By Tichaona Sibanda
SW Radio Africa
6 March 2014
Outspoken and controversial ZANU PF MP Themba Mliswa has repeated his call for ministers to declare their assets, if the government is serious in fighting graft and fixing the economy.
Contributing to a parliamentary debate on corruption Mliswa, the legislator for Hurungwe West, said that government should take the bull by the horns and go after those who are corrupt, going as far as questioning where some ministers got their money to buy a bank.
This was in apparent reference to Transport Minister Obert Mpofu, who two years ago bought the then Zimbabwe Allied Banking Group for US$22.8 million to become the major shareholder in the bank. It has since rebranded and it now called Allied Bank.
Mliswa, who is also the chairman of the ZANU PF province for Mashonaland West, suggested that ministers intending to venture into full-time business should resign from government.
‘In an economy like this, it is sad that a minister would actually buy a bank. My plea to the honorable ministers is that when they think about going into business, they must go into business and resign before his Excellency (President Robert Mugabe) and ensure that they do business,’ he said.
The debate on corruption has generated a lot of interest with many MPs from both ZANU PF and the MDC-T pointing out that eradicating corruption will help fix the economy. Others support Mliswa’s call for transparency saying corruption is the biggest problem that Zimbabwe faces and if they can get rid of it, most of the problems bedeviling the country can be resolved.

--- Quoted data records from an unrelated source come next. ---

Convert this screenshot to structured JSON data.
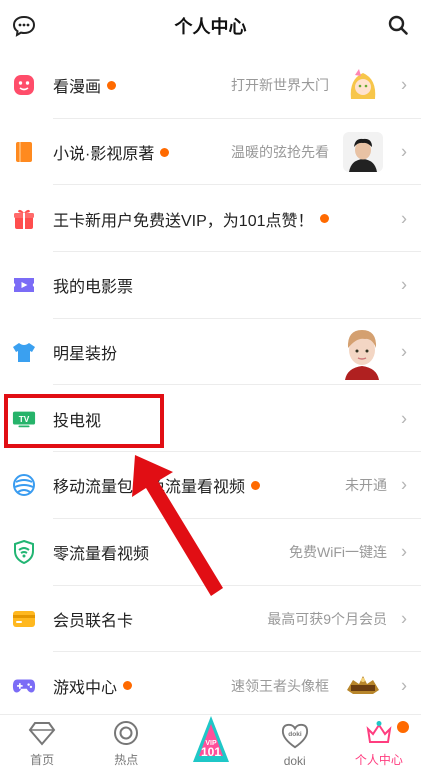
{
  "header": {
    "title": "个人中心",
    "left_icon": "message-icon",
    "right_icon": "search-icon"
  },
  "menu": [
    {
      "label": "看漫画",
      "dot": true,
      "sub": "打开新世界大门",
      "icon": "comic-icon",
      "icon_color": "#ff4d6a",
      "thumb": "anime-girl"
    },
    {
      "label": "小说·影视原著",
      "dot": true,
      "sub": "温暖的弦抢先看",
      "icon": "book-icon",
      "icon_color": "#ff8a1f",
      "thumb": "man-portrait"
    },
    {
      "label": "王卡新用户免费送VIP，为101点赞！",
      "dot": true,
      "sub": "",
      "icon": "gift-icon",
      "icon_color": "#ff4d4d"
    },
    {
      "label": "我的电影票",
      "dot": false,
      "sub": "",
      "icon": "ticket-icon",
      "icon_color": "#7b6cf6"
    },
    {
      "label": "明星装扮",
      "dot": false,
      "sub": "",
      "icon": "tshirt-icon",
      "icon_color": "#3aa0f0",
      "thumb": "star-portrait"
    },
    {
      "label": "投电视",
      "dot": false,
      "sub": "",
      "icon": "tv-icon",
      "icon_color": "#26b36a",
      "tv_text": "TV"
    },
    {
      "label": "移动流量包，免流量看视频",
      "dot": true,
      "sub": "未开通",
      "icon": "mobile-data-icon",
      "icon_color": "#3a9cf0"
    },
    {
      "label": "零流量看视频",
      "dot": false,
      "sub": "免费WiFi一键连",
      "icon": "shield-wifi-icon",
      "icon_color": "#22b573"
    },
    {
      "label": "会员联名卡",
      "dot": false,
      "sub": "最高可获9个月会员",
      "icon": "card-icon",
      "icon_color": "#ffb81f"
    },
    {
      "label": "游戏中心",
      "dot": true,
      "sub": "速领王者头像框",
      "icon": "gamepad-icon",
      "icon_color": "#7b6cf6",
      "thumb": "game-logo"
    }
  ],
  "tabs": [
    {
      "label": "首页",
      "icon": "home-diamond-icon",
      "active": false
    },
    {
      "label": "热点",
      "icon": "hot-circle-icon",
      "active": false
    },
    {
      "label": "",
      "icon": "vip-101-icon",
      "active": false,
      "badge_text": "101",
      "vip_text": "VIP"
    },
    {
      "label": "doki",
      "icon": "doki-heart-icon",
      "active": false,
      "heart_text": "doki"
    },
    {
      "label": "个人中心",
      "icon": "crown-icon",
      "active": true,
      "badge": true
    }
  ],
  "colors": {
    "accent": "#ff3d7f",
    "dot": "#ff6a00",
    "annotation": "#e10e14"
  }
}
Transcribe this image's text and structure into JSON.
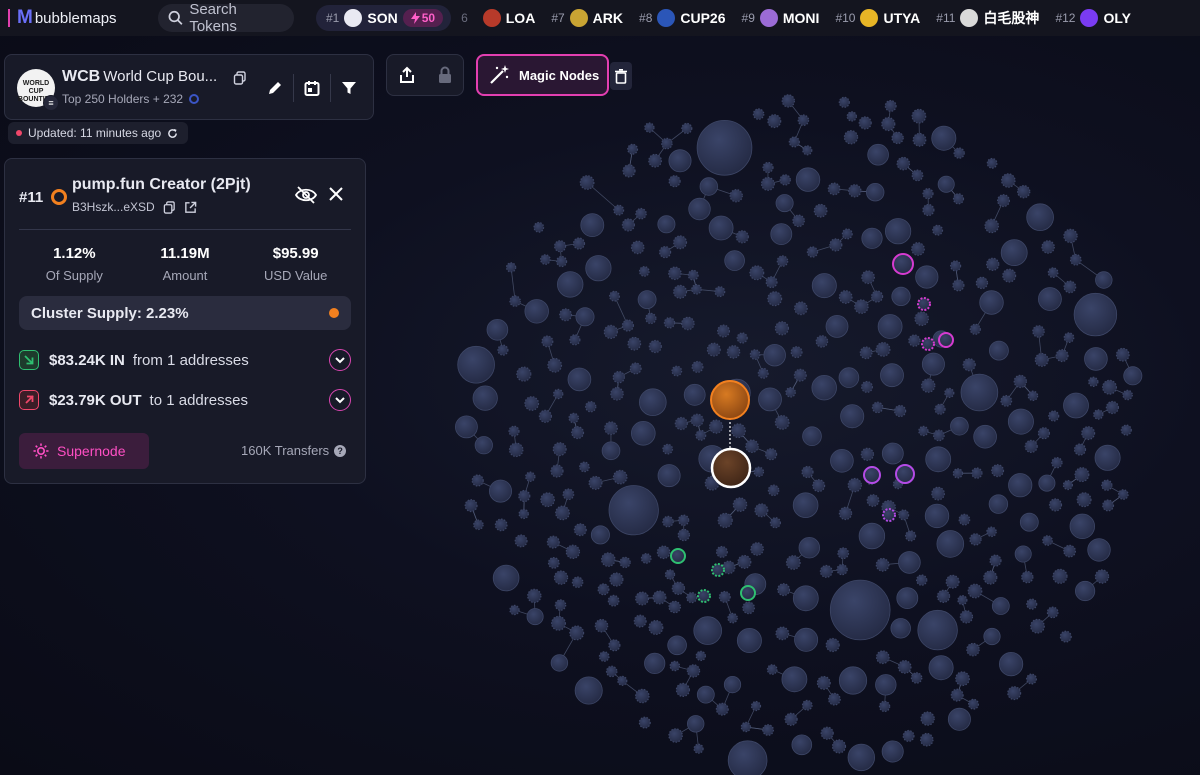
{
  "app": {
    "name": "bubblemaps"
  },
  "search": {
    "label": "Search Tokens"
  },
  "trending": [
    {
      "rank": "#1",
      "symbol": "SON",
      "boost": "50",
      "icon": "son-token-icon",
      "color": "#e9e9f2"
    },
    {
      "rank": "#7",
      "symbol": "ARK",
      "icon": "ark-token-icon",
      "color": "#c9a433"
    },
    {
      "rank": "#8",
      "symbol": "CUP26",
      "icon": "cup26-token-icon",
      "color": "#2b56b8"
    },
    {
      "rank": "#9",
      "symbol": "MONI",
      "icon": "moni-token-icon",
      "color": "#9b6bd6"
    },
    {
      "rank": "#10",
      "symbol": "UTYA",
      "icon": "utya-token-icon",
      "color": "#e7b526"
    },
    {
      "rank": "#11",
      "symbol": "白毛股神",
      "icon": "baimao-token-icon",
      "color": "#d9d9d9"
    },
    {
      "rank": "#12",
      "symbol": "OLY",
      "icon": "oly-token-icon",
      "color": "#7a3bf2"
    }
  ],
  "trending_partial": {
    "rank": "6",
    "symbol": "LOA",
    "color": "#b73a2a"
  },
  "token": {
    "symbol": "WCB",
    "name": "World Cup Bou...",
    "logo_text": "WORLD CUP BOUNTIES",
    "holders": "Top 250 Holders + 232",
    "updated": "Updated: 11 minutes ago"
  },
  "actions": {
    "magic_nodes": "Magic Nodes"
  },
  "holder": {
    "rank": "#11",
    "name": "pump.fun Creator (2Pjt)",
    "address": "B3Hszk...eXSD",
    "supply": "1.12%",
    "supply_label": "Of Supply",
    "amount": "11.19M",
    "amount_label": "Amount",
    "usd": "$95.99",
    "usd_label": "USD Value",
    "cluster": "Cluster Supply: 2.23%",
    "in_amount": "$83.24K IN",
    "in_text": "from 1 addresses",
    "out_amount": "$23.79K OUT",
    "out_text": "to 1 addresses",
    "supernode": "Supernode",
    "transfers": "160K Transfers"
  },
  "colors": {
    "accent": "#e33fb1",
    "bubble": "#242a44",
    "selected": "#f2801f",
    "in": "#2fbf71",
    "out": "#f0476a",
    "magenta_cluster": "#d63bd0",
    "purple_cluster": "#b44be6",
    "green_cluster": "#2fbf71"
  }
}
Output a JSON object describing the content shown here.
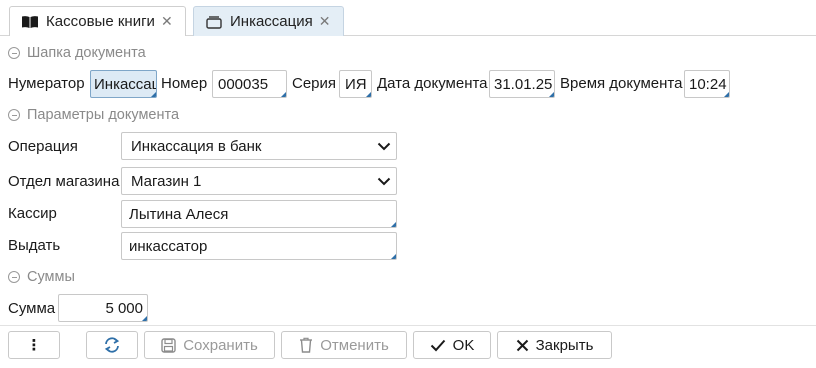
{
  "tabs": [
    {
      "label": "Кассовые книги",
      "icon": "book-icon",
      "active": false
    },
    {
      "label": "Инкассация",
      "icon": "document-stack-icon",
      "active": true
    }
  ],
  "header_group": {
    "title": "Шапка документа"
  },
  "header": {
    "numerator_label": "Нумератор",
    "numerator_value": "Инкассац",
    "number_label": "Номер",
    "number_value": "000035",
    "series_label": "Серия",
    "series_value": "ИЯ",
    "date_label": "Дата документа",
    "date_value": "31.01.25",
    "time_label": "Время документа",
    "time_value": "10:24"
  },
  "params_group": {
    "title": "Параметры документа"
  },
  "params": {
    "operation_label": "Операция",
    "operation_value": "Инкассация в банк",
    "department_label": "Отдел магазина",
    "department_value": "Магазин 1",
    "cashier_label": "Кассир",
    "cashier_value": "Лытина Алеся",
    "issue_label": "Выдать",
    "issue_value": "инкассатор"
  },
  "sums_group": {
    "title": "Суммы"
  },
  "sums": {
    "sum_label": "Сумма",
    "sum_value": "5 000"
  },
  "toolbar": {
    "more_label": "⋮",
    "save_label": "Сохранить",
    "cancel_label": "Отменить",
    "ok_label": "OK",
    "close_label": "Закрыть"
  },
  "colors": {
    "accent": "#2e6fa8",
    "active_tab": "#e4eef6",
    "focus_field": "#ddeaf5"
  }
}
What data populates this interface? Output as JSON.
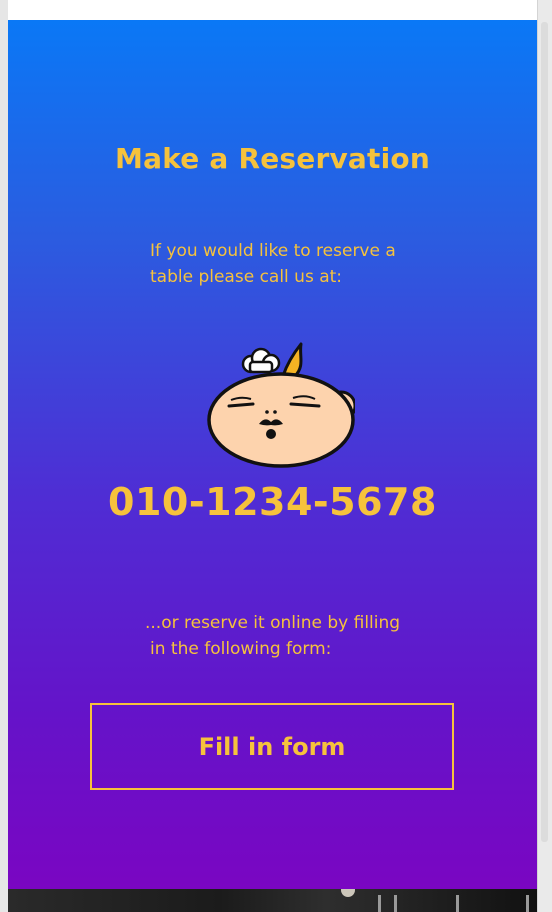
{
  "page": {
    "title": "Make a Reservation",
    "intro_text": "If you would like to reserve a table please call us at:",
    "phone": "010-1234-5678",
    "online_line1": "...or reserve it online by filling",
    "online_line2": "in the following form:",
    "form_button_label": "Fill in form"
  },
  "colors": {
    "accent": "#f6c23c",
    "gradient_top": "#0a78f6",
    "gradient_bottom": "#7a06c2"
  },
  "icons": {
    "mascot": "chef-baby-mascot-icon"
  }
}
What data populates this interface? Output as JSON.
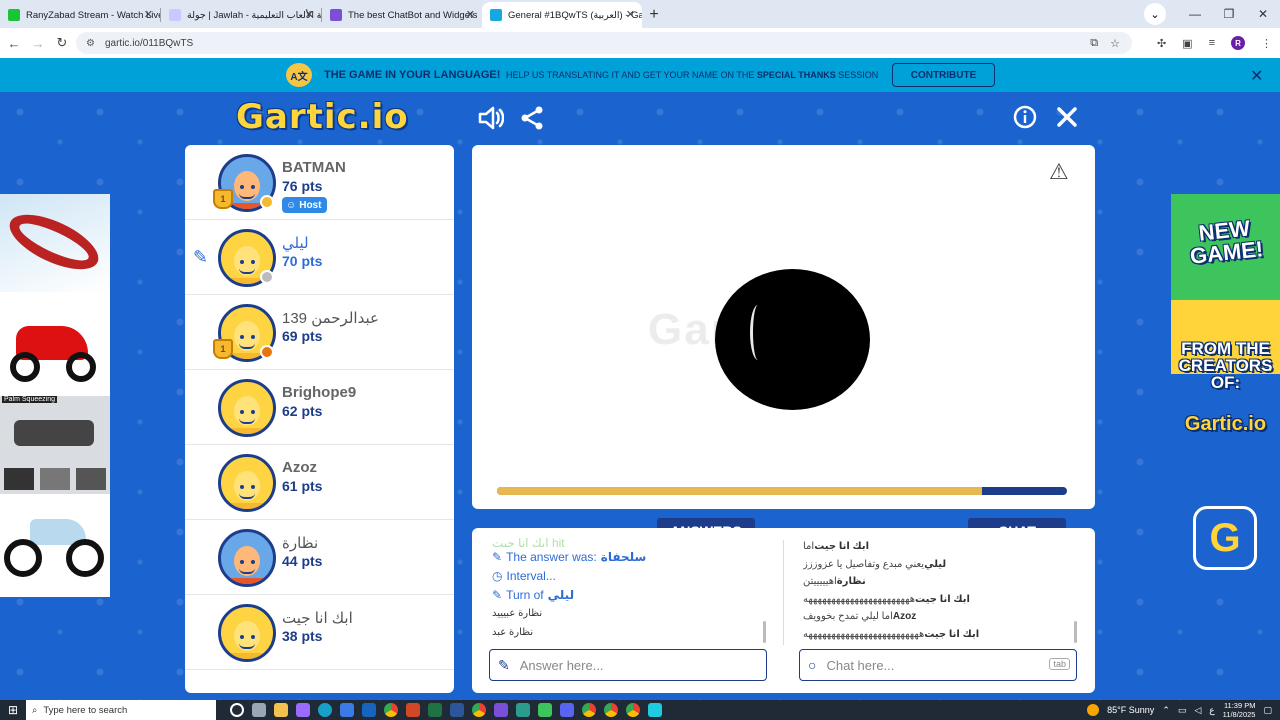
{
  "browser": {
    "tabs": [
      {
        "title": "RanyZabad Stream - Watch Live",
        "color": "#19c436"
      },
      {
        "title": "جولة | Jawlah - منصة الألعاب التعليمية",
        "color": "#c9c9ff"
      },
      {
        "title": "The best ChatBot and Widgets",
        "color": "#7b4fd8"
      },
      {
        "title": "General #1BQwTS (العربية) - Gartic",
        "color": "#17a8e3"
      }
    ],
    "url": "gartic.io/011BQwTS",
    "profile_initial": "R"
  },
  "banner": {
    "title": "THE GAME IN YOUR LANGUAGE!",
    "subtitle_pre": "HELP US TRANSLATING IT AND GET YOUR NAME ON THE",
    "subtitle_bold": "SPECIAL THANKS",
    "subtitle_post": "SESSION",
    "button": "CONTRIBUTE"
  },
  "game": {
    "logo": "Gartic.io",
    "canvas_watermark": "Gartic.io",
    "timer_fraction": 0.85,
    "players": [
      {
        "name": "BATMAN",
        "points": "76 pts",
        "host": true,
        "host_label": "Host",
        "trophy": true,
        "status_color": "#f5b82e",
        "avatar": "blue"
      },
      {
        "name": "ليلي",
        "points": "70 pts",
        "drawing": true,
        "status_color": "#bbbbbb",
        "avatar": "yellow",
        "current": true
      },
      {
        "name": "عبدالرحمن 139",
        "points": "69 pts",
        "trophy": true,
        "status_color": "#e8730f",
        "avatar": "yellow"
      },
      {
        "name": "Brighope9",
        "points": "62 pts",
        "avatar": "yellow"
      },
      {
        "name": "Azoz",
        "points": "61 pts",
        "avatar": "yellow"
      },
      {
        "name": "نظارة",
        "points": "44 pts",
        "avatar": "blue"
      },
      {
        "name": "ابك انا جيت",
        "points": "38 pts",
        "avatar": "yellow"
      }
    ],
    "answers_label": "ANSWERS",
    "chat_label": "CHAT",
    "answers": [
      {
        "text": "ابك انا جيت hit",
        "type": "faded"
      },
      {
        "text": "The answer was:",
        "highlight": "سلحفاة",
        "type": "sys"
      },
      {
        "text": "Interval...",
        "type": "sys-clock"
      },
      {
        "text": "Turn of",
        "highlight": "ليلي",
        "type": "sys"
      },
      {
        "text": "نظارة عبيييد",
        "type": "plain"
      },
      {
        "text": "نظارة عبد",
        "type": "plain"
      }
    ],
    "chat": [
      {
        "user": "ابك انا جيت",
        "text": "اما"
      },
      {
        "user": "ليلي",
        "text": "يعني مبدع وتفاصيل يا عزوززز"
      },
      {
        "user": "نظارة",
        "text": "اهيييييتن"
      },
      {
        "user": "ابك انا جيت",
        "text": "هههههههههههههههههههههههه"
      },
      {
        "user": "Azoz",
        "text": "اما ليلي تمدح بخوويف"
      },
      {
        "user": "ابك انا جيت",
        "text": "هههههههههههههههههههههههههه"
      }
    ],
    "answer_placeholder": "Answer here...",
    "chat_placeholder": "Chat here...",
    "tab_key": "tab"
  },
  "ads": {
    "right_new_game": "NEW GAME!",
    "right_from": "FROM THE CREATORS OF:",
    "right_brand": "Gartic.io",
    "left_caption": "Palm Squeezing"
  },
  "taskbar": {
    "search_placeholder": "Type here to search",
    "weather": "85°F  Sunny",
    "time": "11:39 PM",
    "date": "11/8/2025",
    "lang": "ع"
  }
}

Economic analyst Luke Zunga said Mliswa’s exasperation is shared by many. He told SW Radio Africa on Thursday that the country is gripped by a sense that corruption has never been as bad as it is today and that it is destroying the very foundations of the country’s economic development.
Zunga added that corruption has been deeply ingrained in Zimbabwean society since independence, blaming ZANU PF and President Mugabe for turning a blind eye to the scourge.`
He said Mugabe was more interested in protecting his presidency than anything else, explaining that the ageing leader would crackdown mercilessly on opponents or anyone who challenge his position as president, rather than deal ruthlessly with corrupt officials.
Two years ago, a regional watchdog, Anti-Corruption Trust of Southern Africa (ACT), named Mugabe and his wife Grace among the country’s top 56 corrupt individuals.
In a report titled, “Corruption Cases: Lest We Forget: Bad Leadership Examples for Accountability, Transparency and Integrity in Zimbabwe”, the ACT said according to their findings the Mugabes and senior ZANU PF officials have over the years fleeced Zimbabwe of billions of dollars.
‘Instead of Mugabe’s promised clamp-down on corruption, we are seeing a crackdown against those that want to expose it. Parliamentarians are being gagged from debating it while others are filing petitions to stop newspapers reporting on corruption,’ explained Zunga.
He pointed out that the lavish lifestyles of some cabinet members, MPs and those that are politically connected had set the public questioning their sources of income, adding, that an economy overseen by the corrupt and greedy, especially when they hold key positions, is doomed to fail.